Fast forward to 2018. I bought my first modern hobbyist printer for $800 and it changed my life. It was silent and printed with more than sufficient tolerance for prototyping robots (and everything else). It just worked. Period.

At the time, I was finishing up as a professor at Lehigh University furthering the development of the snake-like robot I invented as my doctoral work. It was created for driving through walls to run wires without a mess. And was going to be a metal monster costing at least $15K.

But that new printer changed everything. I realized that I could leverage a 3D printing to prototype faster. This ultimately led to the mindset shift of creating affordable, mass-deployable snake-like robots for inspection and repair. And led to my current job as the Founder and CEO of FLX Solutions, Inc. FLX is disrupting the robotics industry with highly functional and intelligent robots that are miniaturized to operate in spaces that humans and traditional robots cannot easily access. Our first product, The FLX BOT is a patented, snake-like robot that is one inch in diameter and expands, braces, and climbs to perform many customizable actions. Our modular robot is made up of identical, interchangeable links that each have a camera and sensor to enable 3D mapping and autonomous navigation. Each robot has interchangeable end effectors including drills, grippers, vacuums or sprayers.

FLX Bot Gripper End Effector

Finally Something New and Different

Being in the hardware startup world I’ve seen the 3D printing fad come and go. People at pitch competitions claim to have invented a new type of FDM (Fused Deposition Modeling) printer that is really nothing new. I’ve also experienced the rise of SLA resin printing for consumers. While they can make very beautiful and even accurate parts, they seem to be used more for making figurines than engineering. At this point, it’s rare that I’m impressed by a new type of 3D printing technology. 

So as the founder of a robotics company making some of the smallest and strongest robots in the world, I’m constantly stuck figuring out how to prototype my parts. Especially the tiny ones. This meant having to transition some components to classical machining from printed prototypes because my consumer grade printers just can’t print them.

Enter Boston Micro Fabrication, the pioneer in high precision 3D printers. I met the BMF team at a trade show in NYC. When I saw the scale and detail of parts they had on display, my jaw dropped. Having spent a large portion of my mechanical engineering PhD attempting to machine parts to 1/10th of BMF’s capabilities I didn’t believe it was true. The parts must have been made some other way besides printing.


Example of a 3D printed micro part from Boston Micro Fabrication

How Am I Going to 3D Print Something So Small?

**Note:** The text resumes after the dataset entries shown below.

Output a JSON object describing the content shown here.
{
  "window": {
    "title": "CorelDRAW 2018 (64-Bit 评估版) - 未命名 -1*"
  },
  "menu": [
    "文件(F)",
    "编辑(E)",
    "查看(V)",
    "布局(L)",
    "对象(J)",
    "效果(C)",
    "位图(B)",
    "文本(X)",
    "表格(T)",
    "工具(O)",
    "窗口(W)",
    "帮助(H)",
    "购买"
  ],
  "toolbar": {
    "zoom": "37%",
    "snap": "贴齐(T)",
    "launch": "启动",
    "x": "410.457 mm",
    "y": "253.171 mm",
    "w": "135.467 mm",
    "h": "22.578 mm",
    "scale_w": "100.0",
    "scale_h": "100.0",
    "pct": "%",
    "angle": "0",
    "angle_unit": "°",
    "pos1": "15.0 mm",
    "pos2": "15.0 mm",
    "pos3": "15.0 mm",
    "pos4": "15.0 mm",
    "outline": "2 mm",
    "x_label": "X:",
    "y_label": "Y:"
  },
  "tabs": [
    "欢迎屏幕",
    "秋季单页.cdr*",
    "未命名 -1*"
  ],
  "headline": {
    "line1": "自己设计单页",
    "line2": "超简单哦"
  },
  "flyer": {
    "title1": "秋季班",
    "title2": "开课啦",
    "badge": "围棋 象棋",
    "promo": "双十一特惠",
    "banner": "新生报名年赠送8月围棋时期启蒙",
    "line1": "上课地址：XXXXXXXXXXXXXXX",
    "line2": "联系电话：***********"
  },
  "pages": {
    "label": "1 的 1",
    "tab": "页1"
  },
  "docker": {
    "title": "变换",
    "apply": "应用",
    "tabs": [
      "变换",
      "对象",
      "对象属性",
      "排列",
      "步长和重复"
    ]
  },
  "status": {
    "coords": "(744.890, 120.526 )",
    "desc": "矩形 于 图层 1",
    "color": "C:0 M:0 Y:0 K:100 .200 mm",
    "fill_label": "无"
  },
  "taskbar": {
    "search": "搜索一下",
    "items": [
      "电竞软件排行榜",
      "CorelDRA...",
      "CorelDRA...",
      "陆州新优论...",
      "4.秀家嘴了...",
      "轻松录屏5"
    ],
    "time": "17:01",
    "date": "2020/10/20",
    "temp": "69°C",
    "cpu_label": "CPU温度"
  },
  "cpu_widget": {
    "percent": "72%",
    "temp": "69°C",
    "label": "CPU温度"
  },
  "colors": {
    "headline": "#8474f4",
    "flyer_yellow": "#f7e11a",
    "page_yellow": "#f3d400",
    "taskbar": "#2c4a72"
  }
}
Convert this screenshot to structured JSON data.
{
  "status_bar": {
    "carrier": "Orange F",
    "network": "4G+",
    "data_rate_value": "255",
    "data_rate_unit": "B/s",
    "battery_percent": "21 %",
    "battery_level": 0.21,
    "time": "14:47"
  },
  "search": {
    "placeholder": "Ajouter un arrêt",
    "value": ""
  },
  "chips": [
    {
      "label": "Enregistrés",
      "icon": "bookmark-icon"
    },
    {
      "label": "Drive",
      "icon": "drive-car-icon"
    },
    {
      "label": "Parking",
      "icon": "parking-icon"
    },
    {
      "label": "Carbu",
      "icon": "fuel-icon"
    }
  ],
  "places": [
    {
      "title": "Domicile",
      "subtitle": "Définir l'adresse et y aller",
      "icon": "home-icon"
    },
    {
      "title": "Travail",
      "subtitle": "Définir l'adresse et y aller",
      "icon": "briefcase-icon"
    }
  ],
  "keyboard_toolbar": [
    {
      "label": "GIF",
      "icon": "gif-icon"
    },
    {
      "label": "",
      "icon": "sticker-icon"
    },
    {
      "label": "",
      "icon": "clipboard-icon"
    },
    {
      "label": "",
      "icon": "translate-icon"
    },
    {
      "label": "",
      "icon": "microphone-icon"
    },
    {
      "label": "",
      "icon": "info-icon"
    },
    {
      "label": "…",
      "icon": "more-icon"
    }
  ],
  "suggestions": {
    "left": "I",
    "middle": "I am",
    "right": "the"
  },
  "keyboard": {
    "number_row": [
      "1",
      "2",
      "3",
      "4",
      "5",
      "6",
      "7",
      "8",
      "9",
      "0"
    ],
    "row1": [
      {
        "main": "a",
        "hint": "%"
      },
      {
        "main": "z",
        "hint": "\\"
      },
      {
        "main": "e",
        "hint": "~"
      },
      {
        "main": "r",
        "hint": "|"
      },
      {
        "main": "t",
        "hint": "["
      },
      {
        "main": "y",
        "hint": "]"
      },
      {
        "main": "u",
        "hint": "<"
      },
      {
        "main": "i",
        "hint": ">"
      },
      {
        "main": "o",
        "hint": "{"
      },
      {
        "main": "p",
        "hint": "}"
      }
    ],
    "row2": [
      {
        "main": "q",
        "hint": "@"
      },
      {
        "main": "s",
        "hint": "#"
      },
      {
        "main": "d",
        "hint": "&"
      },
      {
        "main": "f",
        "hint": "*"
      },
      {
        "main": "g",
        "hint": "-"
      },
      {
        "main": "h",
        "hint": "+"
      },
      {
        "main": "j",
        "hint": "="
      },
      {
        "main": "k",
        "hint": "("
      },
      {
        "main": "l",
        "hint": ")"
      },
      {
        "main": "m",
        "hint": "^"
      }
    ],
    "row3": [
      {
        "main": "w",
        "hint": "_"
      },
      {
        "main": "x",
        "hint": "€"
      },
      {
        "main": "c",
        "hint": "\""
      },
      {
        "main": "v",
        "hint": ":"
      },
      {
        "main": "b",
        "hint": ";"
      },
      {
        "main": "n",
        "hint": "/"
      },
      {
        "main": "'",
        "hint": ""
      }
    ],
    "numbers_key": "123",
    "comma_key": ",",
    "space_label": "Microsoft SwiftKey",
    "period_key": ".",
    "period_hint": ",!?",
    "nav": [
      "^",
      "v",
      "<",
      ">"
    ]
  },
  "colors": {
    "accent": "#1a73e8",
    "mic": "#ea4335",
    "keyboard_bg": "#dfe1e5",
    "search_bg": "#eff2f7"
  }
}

I spoke with Jason and his team at the same time as I was bidding out a gearbox design for prototype manufacturing. Before I could even get all the quotes back from manufacturers, a package full of neatly packaged printed parts appeared. I didn’t modify my part models before sending them over. They were printed at their nominal dimensions. Perfectly. The gearbox spun, worked, and I slept better knowing that the design would work, despite not having the metal machined parts arrive for weeks.

As a mechatronic product engineer, I spend a lot of time while designing considering how I will make the part. Ironically, mass production is often easier than getting a handful of prototypes made. Especially when money is tight. The BMF micro printing technology has changed the realm of what is possible for me as a designer. I no longer have to ask “how am I going to print something that small?” and “wouldn’t it be great to print a couple out of plastic before spending thousands on metal test parts?”

But the applications of the microscale printing go far beyond prototyping parts for my robots. The use cases in biomedical engineering are just as impressive. I remember in graduate school that others in the Injection Molding lab I was working in for a semester were trying to micro injection mold petri dishes with microscale features on them. It turns out that one of the factors that influences what stem cells become when they grow up is the mechanical surface they are grown on. I can only imagine what my colleagues would have done to have access to 3D printing technologies that allowed them to create these test samples by simply clicking print rather than designing molds, machining them, adding them to the molding machine, tuning the parameters….. You get the point.

Pushing the Boundaries of What is Possible

It’s not often that I come across new technology that impresses me the way BMF’s micro-precision 3D printers have. I’ve written this blog post with the hopes that I can help share this amazing technology with other engineers and designers enabling them to push the limits of what’s possible in their fields just as I am doing in robotics.